        And I also started out thinking of Rage/T-6 as being like the Stones as well — except that to be playing that type of rock and to be as big as the old Rage was supposed to have been, Zander would have had to be as old as the Stones. But I have found this is a problem with a lot of the music star romances that I’ve read — the descriptions about the music and environment/culture (e.g., types of fans, the places these bands are playing, types of songs played, instruments played by musicians) don’t always match up into a coherent believable music scene. Good thing that I’m usually reading romances for the characters and their emotional journey. All I ask is for a veneer of believablity when it comes to situation and plot.

        And I’ve read (and own) all of Sarah Mayberry’s books (and all of Sarah Morgan’s for good measure). I enjoyed Mayberry’s first 3 Tule books (Almost a Bride, Make-Believe Wedding, and Bound to the Bachelor). They actually felt quite a bit like her old Harlequin Blaze books (e.g., Anything for You, Her Secret Fling). Although they are set in small-town Montana, they didn’t feature cowboys and they weren’t small-town annoyingly cutesy.

        Mayberry’s co-authored book done with Sarina Bowen (Temporary) turned out to be better than I thought it would be. Bowen is really hit or miss (and mostly misses I have found) so I was leery going in, but in the end I found the book fun.


        1. My only musical day’s accompaniment is a leftover from a music appreciation course that I took in liberal arts. So, truth be told, I do like to have some Baroque in the background. But my main listening pleasures these days is in podcasts. I have a feed of about 70 and am always up for more!

          I have all of the two Sarahs too and am hoarding them like crazy. I have some unread Morgans, but alas, no unread Mayberrys.


  3. Miss Bates, my TBR pile is becoming increasingly unwieldy because I keep reading reviews on your site that intrigue me so I buy another book to read.
    However despite the state of my TBR pile, I enjoyed your discussion with Kim about authors you like and which are their best books because it not only suggests authors to try but which of their books are the best examples of their work and thus a good starting point.
    Would you consider reworking your exchange with Kim as a blog post with a view to starting a discussion about some of the Harlequin/ exHarlequin / category authors, their backlist and what they are writing now.
    I have previously told you of my enjoyment of Janice Kay Johnson’s books and I would love to hear from you and others of recommendations along the lines of “ If you enjoyed JKJ, you may enjoy…….”
    Now I have to go buy a Karina Bliss to add to the pile…….


    1. Thank you for your kind comment!
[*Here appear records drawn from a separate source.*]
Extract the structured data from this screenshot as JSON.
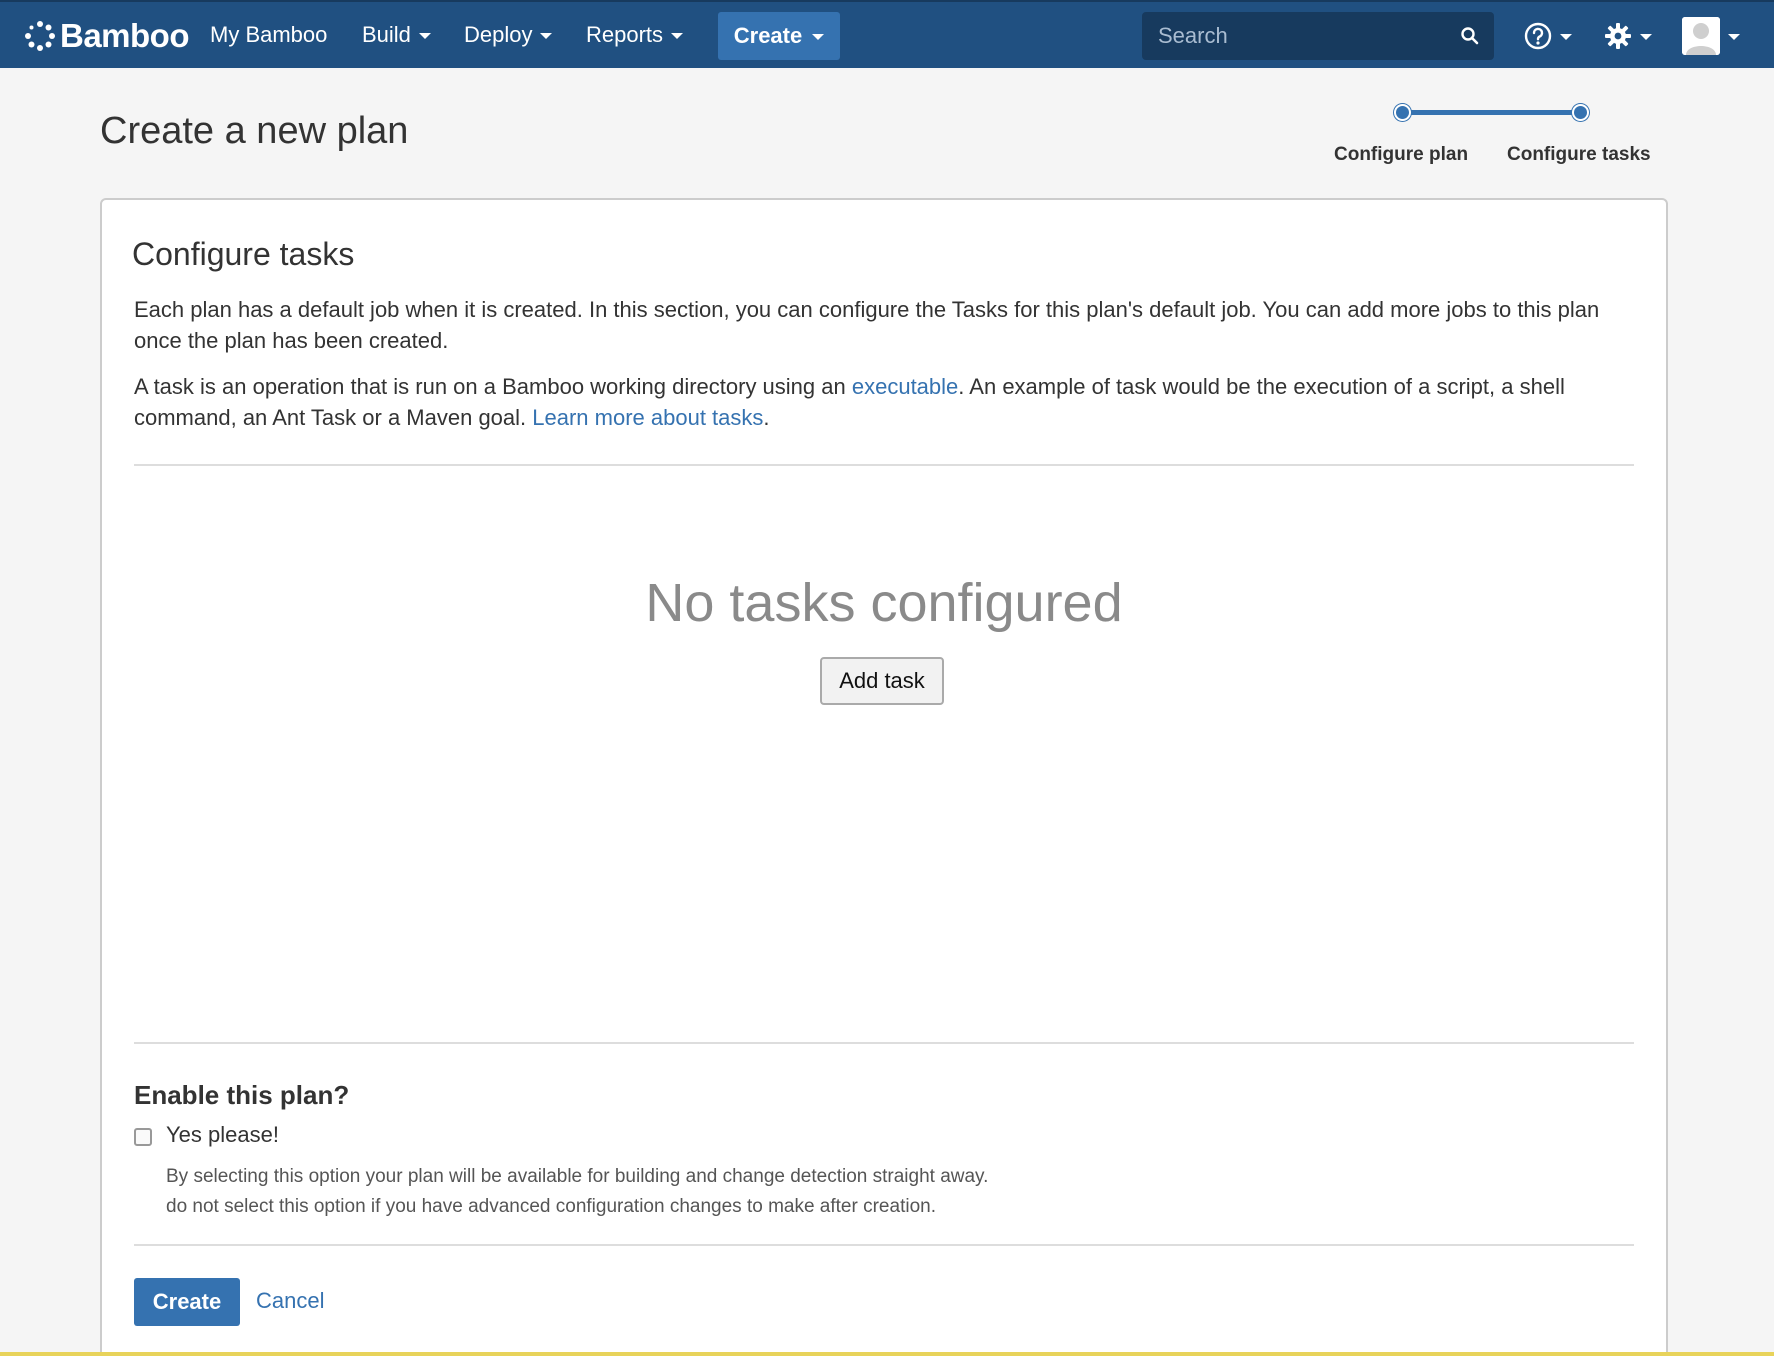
{
  "app": {
    "logo_text": "Bamboo",
    "colors": {
      "nav_bg": "#205081",
      "accent": "#3572b0",
      "search_bg": "#173a5e",
      "link": "#3572b0"
    }
  },
  "nav": {
    "items": [
      {
        "label": "My Bamboo",
        "has_dropdown": false
      },
      {
        "label": "Build",
        "has_dropdown": true
      },
      {
        "label": "Deploy",
        "has_dropdown": true
      },
      {
        "label": "Reports",
        "has_dropdown": true
      }
    ],
    "create_label": "Create",
    "search": {
      "placeholder": "Search",
      "value": ""
    },
    "icons": [
      "help-icon",
      "gear-icon",
      "avatar"
    ]
  },
  "page": {
    "title": "Create a new plan",
    "steps": [
      {
        "label": "Configure plan",
        "state": "complete"
      },
      {
        "label": "Configure tasks",
        "state": "current"
      }
    ]
  },
  "section": {
    "title": "Configure tasks",
    "intro": "Each plan has a default job when it is created. In this section, you can configure the Tasks for this plan's default job. You can add more jobs to this plan once the plan has been created.",
    "task_text_1": "A task is an operation that is run on a Bamboo working directory using an ",
    "task_link_1": "executable",
    "task_text_2": ". An example of task would be the execution of a script, a shell command, an Ant Task or a Maven goal. ",
    "task_link_2": "Learn more about tasks",
    "task_text_3": "."
  },
  "tasks": {
    "empty_title": "No tasks configured",
    "add_label": "Add task"
  },
  "enable": {
    "title": "Enable this plan?",
    "checkbox_label": "Yes please!",
    "checked": false,
    "help_line_1": "By selecting this option your plan will be available for building and change detection straight away.",
    "help_line_2": "do not select this option if you have advanced configuration changes to make after creation."
  },
  "actions": {
    "create_label": "Create",
    "cancel_label": "Cancel"
  }
}
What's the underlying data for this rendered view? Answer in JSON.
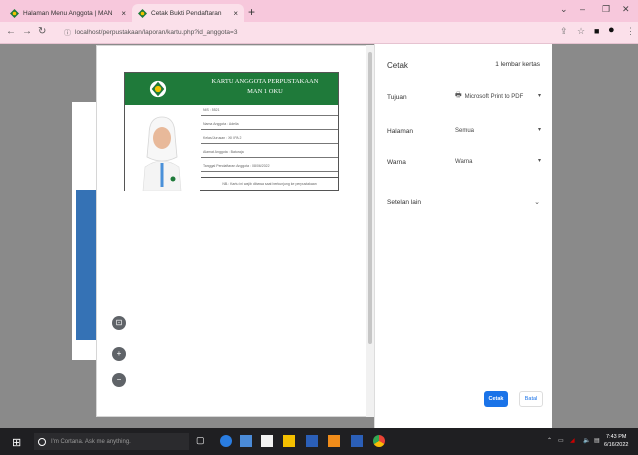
{
  "browser": {
    "tabs": [
      {
        "title": "Halaman Menu Anggota | MAN",
        "active": false
      },
      {
        "title": "Cetak Bukti Pendaftaran",
        "active": true
      }
    ],
    "url": "localhost/perpustakaan/laporan/kartu.php?id_anggota=3",
    "colors": {
      "tabstrip": "#f7c8dc",
      "toolbar": "#fbe0ea"
    }
  },
  "card": {
    "title_line1": "KARTU ANGGOTA PERPUSTAKAAN",
    "title_line2": "MAN 1 OKU",
    "fields": [
      "NIS : 5521",
      "Nama Anggota : Adelia",
      "Kelas/Jurusan : XII IPA 2",
      "Alamat Anggota : Baturaja",
      "Tanggal Pendaftaran Anggota : 08/06/2022"
    ],
    "footer": "NB.: Kartu ini wajib dibawa saat berkunjung ke perpustakaan",
    "colors": {
      "header": "#1f7a3a"
    }
  },
  "print_settings": {
    "title": "Cetak",
    "sheets": "1 lembar kertas",
    "rows": [
      {
        "label": "Tujuan",
        "value": "Microsoft Print to PDF"
      },
      {
        "label": "Halaman",
        "value": "Semua"
      },
      {
        "label": "Warna",
        "value": "Warna"
      }
    ],
    "more_settings": "Setelan lain",
    "print_label": "Cetak",
    "cancel_label": "Batal"
  },
  "taskbar": {
    "search_placeholder": "I'm Cortana. Ask me anything.",
    "time": "7:43 PM",
    "date": "6/16/2022"
  }
}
That is the beauty of the TBR: watching it rise and rise and rise … and dreaming of uninterrupted reading time!

      I’ll see if I can rustle up some rec from Twitter and write that blog post. It’s a great idea to our defunct favourite categories and authors!


Comments are closed.